The split swim fin is marketed as producing more power. Not one fish in the ocean has a split tail fin. It’s a gimmick which allows poor athletics to appear equal to others.
Deep free divers in competition use the largest fins/flippers possible. Nothing with splits.
Club President, Bob Taylor is now retired and lives at Currarong in a beach front property. Bob would like Ken Campbell to make contact with him again to hear an important and interesting story and an apology. (Ken was last known to be living at Townsville where he was a book binder by trade).
Other members. Mike Melville is a professor at the University of New South Wales. Garry Flanagan often spear fishes at Hat Head NSW, Bruce Brown may still be involved in the fresh foods industry at Ermington, Sydney, John Tregaskes was involved with fresh seafood retailing. **Lee Kain** was in a similar business at Tully. North Queensland. Miss Kay Milburn was in a North Sydney advertising agency. Ken Hines, Jim Read whereabouts are unknown. Who knows the whereabouts of John Magill last known to be an accountant with Qantas.
A great aspect of the spearfishing club lifestyle was the weekend camping trips along the coast. The biggest event was the New South Wales state championships.

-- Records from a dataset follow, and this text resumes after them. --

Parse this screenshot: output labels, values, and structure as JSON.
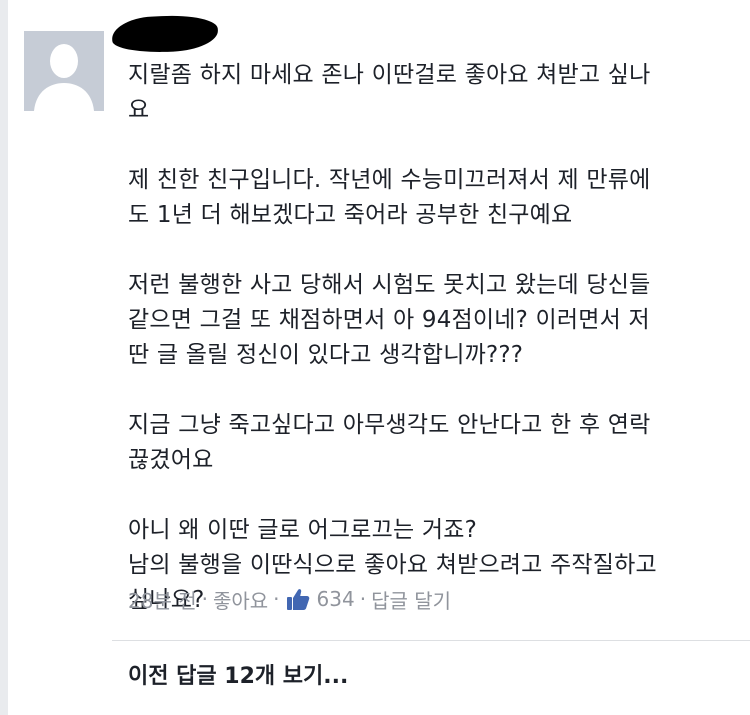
{
  "comment": {
    "paragraphs": [
      "지랄좀 하지 마세요 존나 이딴걸로 좋아요 쳐받고 싶나\n요",
      "제 친한 친구입니다. 작년에 수능미끄러져서 제 만류에\n도 1년 더 해보겠다고 죽어라 공부한 친구예요",
      "저런 불행한 사고 당해서 시험도 못치고 왔는데 당신들\n같으면 그걸 또 채점하면서 아 94점이네? 이러면서 저\n딴 글 올릴 정신이 있다고 생각합니까???",
      "지금 그냥 죽고싶다고 아무생각도 안난다고 한 후 연락\n끊겼어요",
      "아니 왜 이딴 글로 어그로끄는 거죠?\n남의 불행을 이딴식으로 좋아요 쳐받으려고 주작질하고\n싶나요?"
    ],
    "meta": {
      "time": "28분 전",
      "separator": "·",
      "like_action": "좋아요",
      "like_count": "634",
      "reply_action": "답글 달기"
    }
  },
  "view_previous_replies": "이전 답글 12개 보기...",
  "icons": {
    "avatar": "default-profile-silhouette-icon",
    "like": "thumbs-up-icon"
  },
  "colors": {
    "text": "#1d2129",
    "meta": "#90949c",
    "like_blue": "#4267b2",
    "avatar_bg": "#c6ccd6"
  }
}
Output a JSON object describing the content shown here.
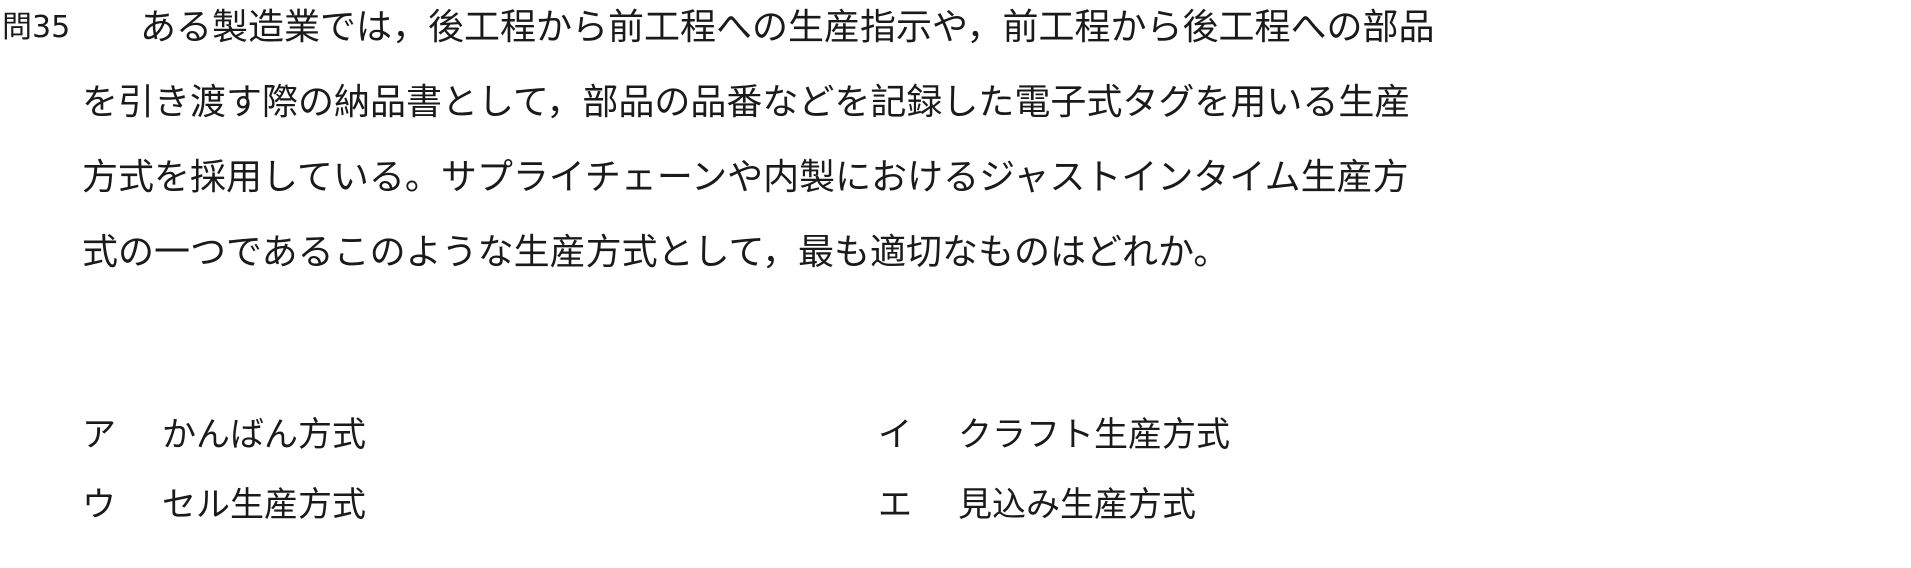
{
  "question": {
    "number": "問35",
    "lines": [
      "ある製造業では，後工程から前工程への生産指示や，前工程から後工程への部品",
      "を引き渡す際の納品書として，部品の品番などを記録した電子式タグを用いる生産",
      "方式を採用している。サプライチェーンや内製におけるジャストインタイム生産方",
      "式の一つであるこのような生産方式として，最も適切なものはどれか。"
    ]
  },
  "choices": [
    {
      "mark": "ア",
      "text": "かんばん方式"
    },
    {
      "mark": "イ",
      "text": "クラフト生産方式"
    },
    {
      "mark": "ウ",
      "text": "セル生産方式"
    },
    {
      "mark": "エ",
      "text": "見込み生産方式"
    }
  ]
}
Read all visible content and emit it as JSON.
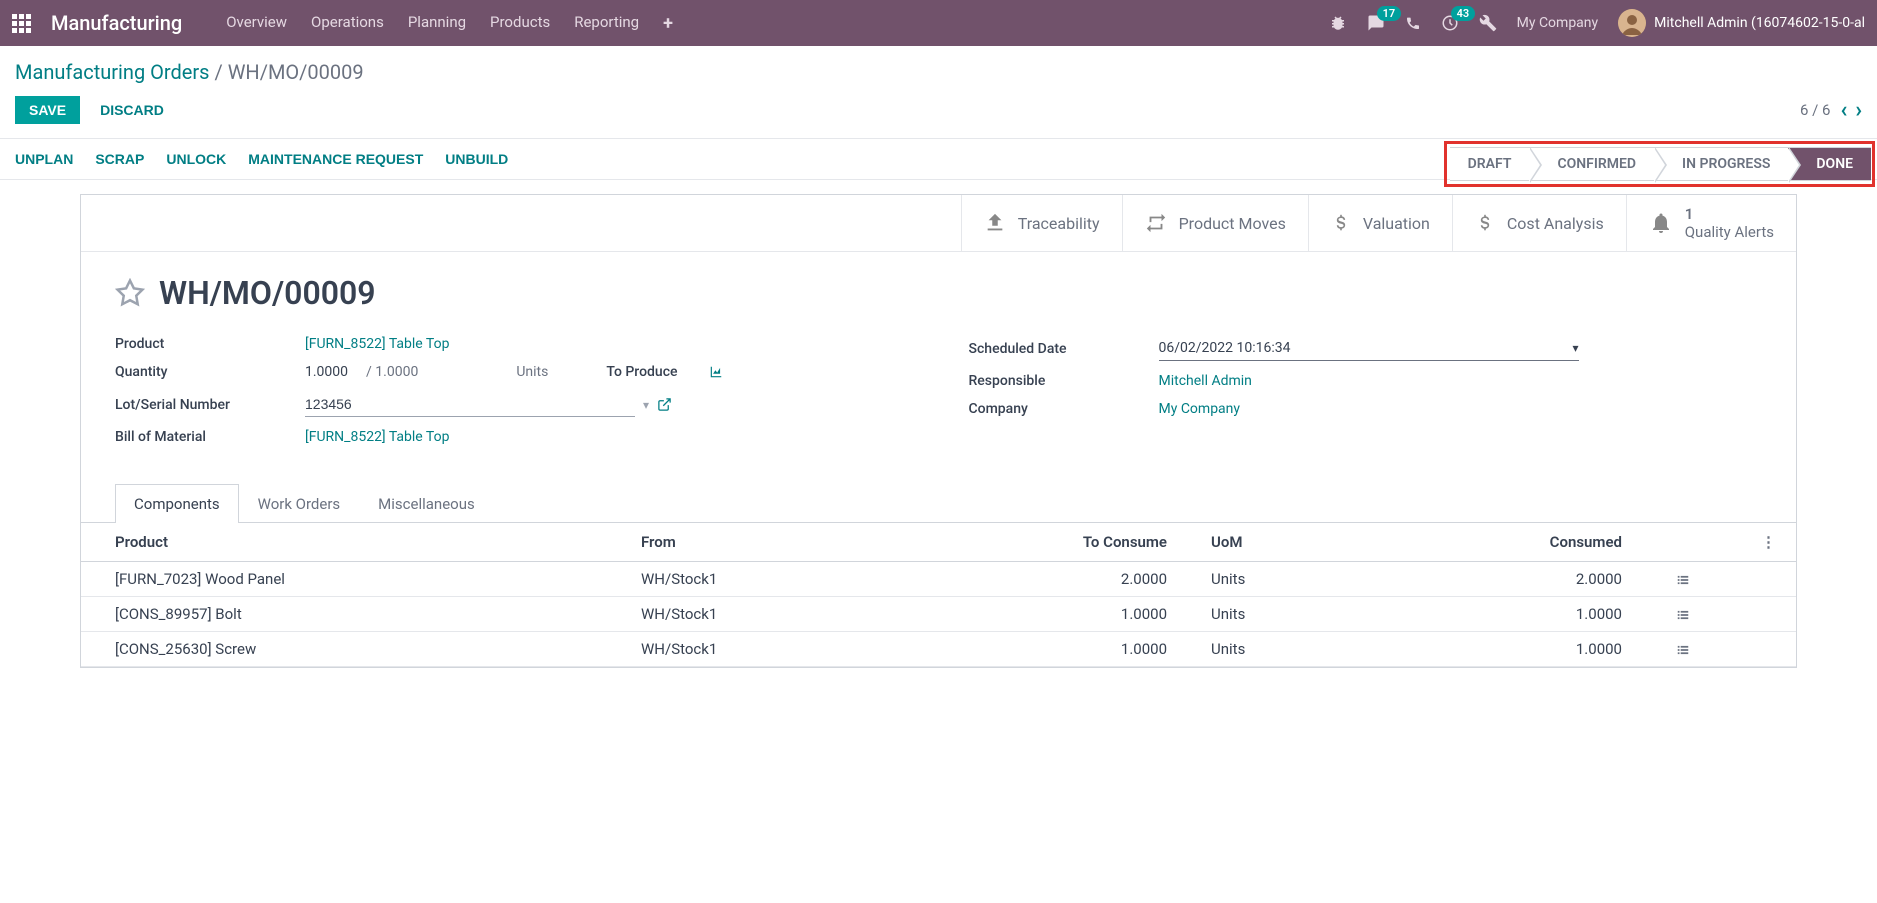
{
  "navbar": {
    "app_title": "Manufacturing",
    "menu": [
      "Overview",
      "Operations",
      "Planning",
      "Products",
      "Reporting"
    ],
    "msg_badge": "17",
    "activity_badge": "43",
    "company": "My Company",
    "user": "Mitchell Admin (16074602-15-0-al"
  },
  "breadcrumb": {
    "parent": "Manufacturing Orders",
    "current": "WH/MO/00009"
  },
  "control": {
    "save": "SAVE",
    "discard": "DISCARD",
    "pager": "6 / 6"
  },
  "actions": {
    "buttons": [
      "UNPLAN",
      "SCRAP",
      "UNLOCK",
      "MAINTENANCE REQUEST",
      "UNBUILD"
    ]
  },
  "status": {
    "steps": [
      "DRAFT",
      "CONFIRMED",
      "IN PROGRESS",
      "DONE"
    ],
    "active": "DONE"
  },
  "stat_buttons": {
    "traceability": "Traceability",
    "product_moves": "Product Moves",
    "valuation": "Valuation",
    "cost_analysis": "Cost Analysis",
    "quality_alerts_count": "1",
    "quality_alerts": "Quality Alerts"
  },
  "record": {
    "title": "WH/MO/00009",
    "fields": {
      "product_label": "Product",
      "product_value": "[FURN_8522] Table Top",
      "quantity_label": "Quantity",
      "quantity_value": "1.0000",
      "quantity_of": "/ 1.0000",
      "quantity_uom": "Units",
      "to_produce": "To Produce",
      "lot_label": "Lot/Serial Number",
      "lot_value": "123456",
      "bom_label": "Bill of Material",
      "bom_value": "[FURN_8522] Table Top",
      "scheduled_label": "Scheduled Date",
      "scheduled_value": "06/02/2022 10:16:34",
      "responsible_label": "Responsible",
      "responsible_value": "Mitchell Admin",
      "company_label": "Company",
      "company_value": "My Company"
    }
  },
  "tabs": [
    "Components",
    "Work Orders",
    "Miscellaneous"
  ],
  "components": {
    "headers": {
      "product": "Product",
      "from": "From",
      "to_consume": "To Consume",
      "uom": "UoM",
      "consumed": "Consumed"
    },
    "rows": [
      {
        "product": "[FURN_7023] Wood Panel",
        "from": "WH/Stock1",
        "to_consume": "2.0000",
        "uom": "Units",
        "consumed": "2.0000"
      },
      {
        "product": "[CONS_89957] Bolt",
        "from": "WH/Stock1",
        "to_consume": "1.0000",
        "uom": "Units",
        "consumed": "1.0000"
      },
      {
        "product": "[CONS_25630] Screw",
        "from": "WH/Stock1",
        "to_consume": "1.0000",
        "uom": "Units",
        "consumed": "1.0000"
      }
    ]
  }
}
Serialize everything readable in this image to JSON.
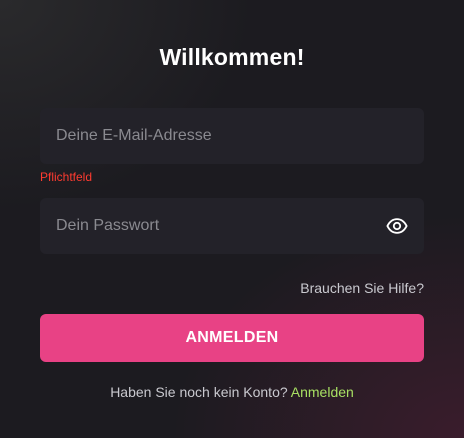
{
  "title": "Willkommen!",
  "email": {
    "placeholder": "Deine E-Mail-Adresse",
    "value": "",
    "error": "Pflichtfeld"
  },
  "password": {
    "placeholder": "Dein Passwort",
    "value": "",
    "toggle_icon": "eye-icon"
  },
  "help_link": "Brauchen Sie Hilfe?",
  "login_button": "ANMELDEN",
  "signup": {
    "prompt": "Haben Sie noch kein Konto?",
    "link": "Anmelden"
  },
  "colors": {
    "accent": "#e84285",
    "error": "#ff3b30",
    "link_green": "#a8e063",
    "field_bg": "#232229"
  }
}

The more grander title event was The Australian championships – held in a different state each year.
The 2007 event was expected to attract only about thirty to fifty participants. A sign-on fee of $350 per person seems steep.
The rules of spear fishing competitions needed a complete review with new challenges added, decades ago. Something that would make it a true sport that might attract sponsors and TV coverage much the same as what is happening with surf.
The sport itself is a fantastic “man versus the sea” test.
The old rules of spearing competitions allowed divers to secretly swap the many extra fish between themselves. Worse was the wasted fish that would never be consumed. This oversight turned the once beautiful shallow underwater rocky reefs into virtual deserts.
The existing spearfishing association today blames the media for destroying its image with sensational pictures (some of which are elsewhere on this blog) when the real destruction came from within.
Australia’s only WORLD SPEAR FISHING CHAMPION (1965) became fed-up with the waste of fish involved in competitions and left the sport in 1967.
This was shocking and inexcusable \\rubbish fish waste\\ as witnessed at weigh-ins by all, including the general public. Nobody enjoyed it. Most would have welcomed a change. It did not happen.
This waste was reef fish taken only for points, later thrown away.
Cockies, cale, ruxton, wirrah, maori, parrotfish, ling, silver drummer, by the tonne.
However, this is nothing compared with what a prawn trawler wastes in a single night. It did matter as these fish lived in shallow water mostly less than 15 meters deep. This is snorkel country which was accessible to the majority. To families who could have enjoyed snorkeling together with something worth seeing. Plus underwater photography competition possibilities galore.
Sharks, sting rays and lobster were not included in competitions.
Blue Groper were voluntarily banned and promoted to the fisheries department as a species to be protected – which did happen only after 95% (a guess) of them were wiped out. There was a time when you could not get anywhere near a “blue”. Today they are common and quite tame.
The same could apply to all the fish that were hunted for what has become points that are represented today by old tarnished trophies identical in design to tennis, golf, football or whatever.
(The world championship trophy was an art form, a statue replica of antiquity – being French this could be expected. What could we produce – a silver boomerang)?
Spear fishing with scuba was not allowed in competitions and this too was promoted into a legal ban now enforced by fisheries departments. The ban gives deep water reef species some protection. A big plus.